Date Published: June 12, 2012

Publisher: Public Library of Science

Author(s): Claudio D’Addario, Andrea Di Francesco, Beatrice Arosio, Cristina Gussago, Bernardo Dell’Osso, Monica Bari, Daniela Galimberti, Elio Scarpini, A. Carlo Altamura, Daniela Mari, Mauro Maccarrone, Steven Estus.


Alzheimer disease (AD) is a progressive, degenerative and irreversible neurological disorder with few therapies available. In search for new potential targets, increasing evidence suggests a role for the endocannabinoid system (ECS) in the regulation of neurodegenerative processes.

We have studied the gene expression status and the epigenetic regulation of ECS components in peripheral blood mononuclear cells (PBMCs) of subjects with late-onset AD (LOAD) and age-matched controls (CT).

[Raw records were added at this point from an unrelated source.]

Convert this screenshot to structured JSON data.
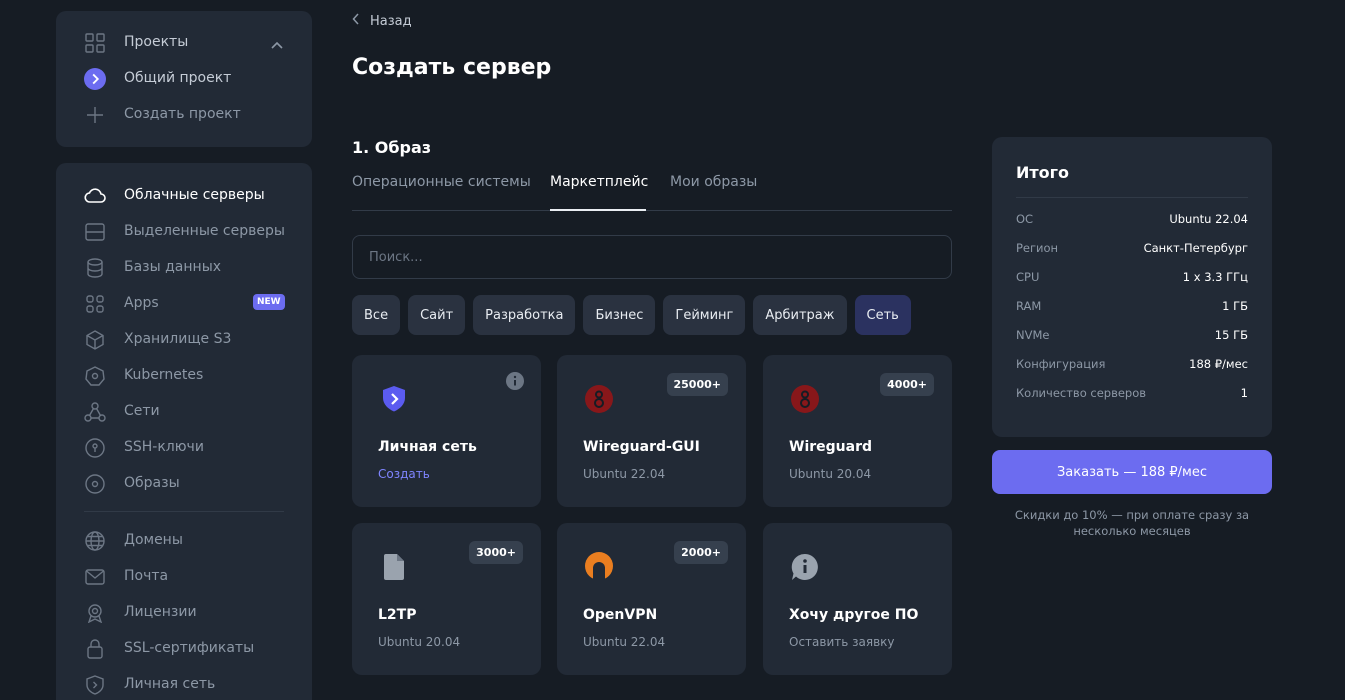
{
  "projects": {
    "header_label": "Проекты",
    "items": [
      {
        "label": "Общий проект"
      },
      {
        "label": "Создать проект"
      }
    ]
  },
  "sidebar": {
    "items": [
      {
        "label": "Облачные серверы",
        "icon": "cloud-icon"
      },
      {
        "label": "Выделенные серверы",
        "icon": "server-icon"
      },
      {
        "label": "Базы данных",
        "icon": "database-icon"
      },
      {
        "label": "Apps",
        "icon": "apps-icon",
        "badge": "NEW"
      },
      {
        "label": "Хранилище S3",
        "icon": "box-icon"
      },
      {
        "label": "Kubernetes",
        "icon": "kubernetes-icon"
      },
      {
        "label": "Сети",
        "icon": "network-icon"
      },
      {
        "label": "SSH-ключи",
        "icon": "key-icon"
      },
      {
        "label": "Образы",
        "icon": "disk-icon"
      },
      {
        "label": "Домены",
        "icon": "globe-icon"
      },
      {
        "label": "Почта",
        "icon": "mail-icon"
      },
      {
        "label": "Лицензии",
        "icon": "award-icon"
      },
      {
        "label": "SSL-сертификаты",
        "icon": "lock-icon"
      },
      {
        "label": "Личная сеть",
        "icon": "shield-icon"
      }
    ]
  },
  "main": {
    "back_label": "Назад",
    "title": "Создать сервер",
    "section_title": "1. Образ",
    "tabs": [
      {
        "label": "Операционные системы"
      },
      {
        "label": "Маркетплейс"
      },
      {
        "label": "Мои образы"
      }
    ],
    "search_placeholder": "Поиск...",
    "filters": [
      {
        "label": "Все"
      },
      {
        "label": "Сайт"
      },
      {
        "label": "Разработка"
      },
      {
        "label": "Бизнес"
      },
      {
        "label": "Гейминг"
      },
      {
        "label": "Арбитраж"
      },
      {
        "label": "Сеть"
      }
    ],
    "cards": [
      {
        "title": "Личная сеть",
        "subtitle": "Создать",
        "icon": "shield-icon"
      },
      {
        "title": "Wireguard-GUI",
        "subtitle": "Ubuntu 22.04",
        "badge": "25000+",
        "icon": "wireguard-icon"
      },
      {
        "title": "Wireguard",
        "subtitle": "Ubuntu 20.04",
        "badge": "4000+",
        "icon": "wireguard-icon"
      },
      {
        "title": "L2TP",
        "subtitle": "Ubuntu 20.04",
        "badge": "3000+",
        "icon": "file-icon"
      },
      {
        "title": "OpenVPN",
        "subtitle": "Ubuntu 22.04",
        "badge": "2000+",
        "icon": "openvpn-icon"
      },
      {
        "title": "Хочу другое ПО",
        "subtitle": "Оставить заявку",
        "icon": "chat-info-icon"
      }
    ]
  },
  "summary": {
    "title": "Итого",
    "rows": [
      {
        "key": "ОС",
        "value": "Ubuntu 22.04"
      },
      {
        "key": "Регион",
        "value": "Санкт-Петербург"
      },
      {
        "key": "CPU",
        "value": "1 x 3.3 ГГц"
      },
      {
        "key": "RAM",
        "value": "1 ГБ"
      },
      {
        "key": "NVMe",
        "value": "15 ГБ"
      },
      {
        "key": "Конфигурация",
        "value": "188 ₽/мес"
      },
      {
        "key": "Количество серверов",
        "value": "1"
      }
    ],
    "order_label": "Заказать — 188 ₽/мес",
    "discount_line1": "Скидки до 10% — при оплате сразу за",
    "discount_line2": "несколько месяцев"
  },
  "colors": {
    "background": "#161c24",
    "panel": "#222a36",
    "accent": "#6c6cf0",
    "link": "#7f85ff",
    "wireguard_red": "#88171a",
    "openvpn_orange": "#ea7e20"
  }
}
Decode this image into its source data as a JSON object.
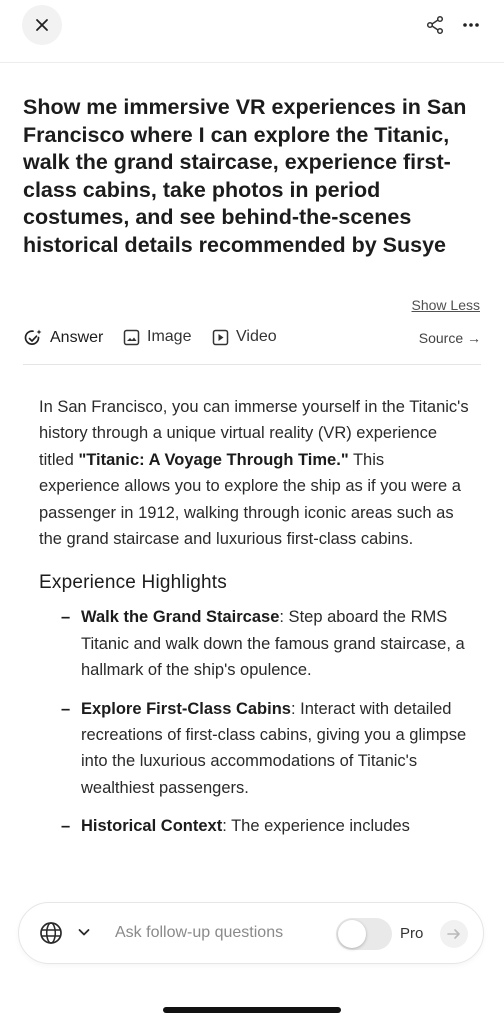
{
  "header": {
    "close_icon": "close-icon",
    "share_icon": "share-icon",
    "more_icon": "more-horizontal-icon"
  },
  "query": {
    "text": "Show me immersive VR experiences in San Francisco where I can explore the Titanic, walk the grand staircase, experience first-class cabins, take photos in period costumes, and see behind-the-scenes historical details recommended by Susye",
    "show_less_label": "Show Less"
  },
  "tabs": [
    {
      "label": "Answer",
      "icon": "answer-sparkle-icon",
      "active": true
    },
    {
      "label": "Image",
      "icon": "image-icon",
      "active": false
    },
    {
      "label": "Video",
      "icon": "video-icon",
      "active": false
    }
  ],
  "source_link": "Source →",
  "answer": {
    "intro_before": "In San Francisco, you can immerse yourself in the Titanic's history through a unique virtual reality (VR) experience titled ",
    "intro_bold": "\"Titanic: A Voyage Through Time.\"",
    "intro_after": " This experience allows you to explore the ship as if you were a passenger in 1912, walking through iconic areas such as the grand staircase and luxurious first-class cabins.",
    "heading": "Experience Highlights",
    "bullets": [
      {
        "title": "Walk the Grand Staircase",
        "text": ": Step aboard the RMS Titanic and walk down the famous grand staircase, a hallmark of the ship's opulence."
      },
      {
        "title": "Explore First-Class Cabins",
        "text": ": Interact with detailed recreations of first-class cabins, giving you a glimpse into the luxurious accommodations of Titanic's wealthiest passengers."
      },
      {
        "title": "Historical Context",
        "text": ": The experience includes"
      }
    ]
  },
  "composer": {
    "language_icon": "globe-icon",
    "placeholder": "Ask follow-up questions",
    "pro_label": "Pro",
    "pro_enabled": false,
    "send_icon": "arrow-right-icon"
  },
  "colors": {
    "text_primary": "#1c1c1c",
    "muted": "#8a8a8a",
    "toggle_off": "#e9e9ea"
  }
}
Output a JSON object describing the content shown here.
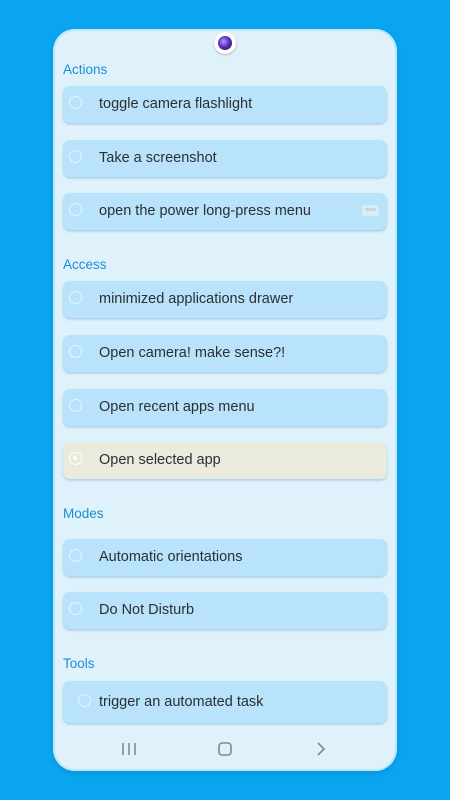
{
  "sections": {
    "actions": {
      "title": "Actions",
      "items": [
        {
          "label": "toggle camera flashlight"
        },
        {
          "label": "Take a screenshot"
        },
        {
          "label": "open the power long-press menu",
          "badge": "new"
        }
      ]
    },
    "access": {
      "title": "Access",
      "items": [
        {
          "label": "minimized applications drawer"
        },
        {
          "label": "Open camera! make sense?!"
        },
        {
          "label": "Open recent apps menu"
        },
        {
          "label": "Open selected app",
          "selected": true
        }
      ]
    },
    "modes": {
      "title": "Modes",
      "items": [
        {
          "label": "Automatic orientations"
        },
        {
          "label": "Do Not Disturb"
        }
      ]
    },
    "tools": {
      "title": "Tools",
      "items": [
        {
          "label": "trigger an automated task"
        }
      ]
    }
  },
  "navbar": {
    "icons": [
      "recent-apps-icon",
      "home-icon",
      "back-icon"
    ]
  },
  "colors": {
    "background": "#0aa5f0",
    "screen": "#dff2fc",
    "item": "#b9e3fb",
    "item_selected": "#ebebdd",
    "section_title": "#1a8fd0"
  }
}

We found an increase in fatty acid amide hydrolase (faah) gene expression in LOAD subjects (2.30±0.48) when compared to CT (1.00±0.14; *p<0.05) and no changes in the mRNA levels of any other gene of ECS elements. Consistently, we also observed in LOAD subjects an increase in FAAH protein levels (CT: 0.75±0.04; LOAD: 1.11±0.15; *p<0.05) and activity (pmol/min per mg protein CT: 103.80±8.73; LOAD: 125.10±4.00; *p<0.05), as well as a reduction in DNA methylation at faah gene promoter (CT: 55.90±4.60%; LOAD: 41.20±4.90%; *p<0.05). Present findings suggest the involvement of FAAH in the pathogenesis of AD, highlighting the importance of epigenetic mechanisms in enzyme regulation; they also point to FAAH as a new potential biomarker for AD in easily accessible peripheral cells.

Partial Text

Alzheimer disease (AD) is the most frequent form of dementia in the elderly, affecting more than 25 million people worldwide; it is characterized by progressive deterioration of cognition and memory as a result of selective neuronal loss in the hippocampus and cerebral cortex.

Gene expression of all major ECS elements in LOAD subjects and healthy controls was quantified and only FAAH mRNA was found to be altered by the disease (Figure 1). A significant increase of faah gene expression was observed in LOAD subjects compared to controls (LOAD: 2.30±0.48; CT: 1.00±0.14;* p<0.05) (Figure 2a). Also a decreased DNA methylation at faah gene was observed in LOAD patients compared to controls (CT: 55.90±4.60%, LOAD: 41.20±4.90%; * p<0.05) (Figure 2b). Consistently, a significant inverse correlation between gene expression and DNA methylation levels (Spearman r = −0.5326, * p<0.05) was evident in all samples that were large enough to allow both assays (Figure 2c). Many studies have recently documented a role for ECS in several neurological diseases, among which AD is a new promising area of research [27], [45]. Source: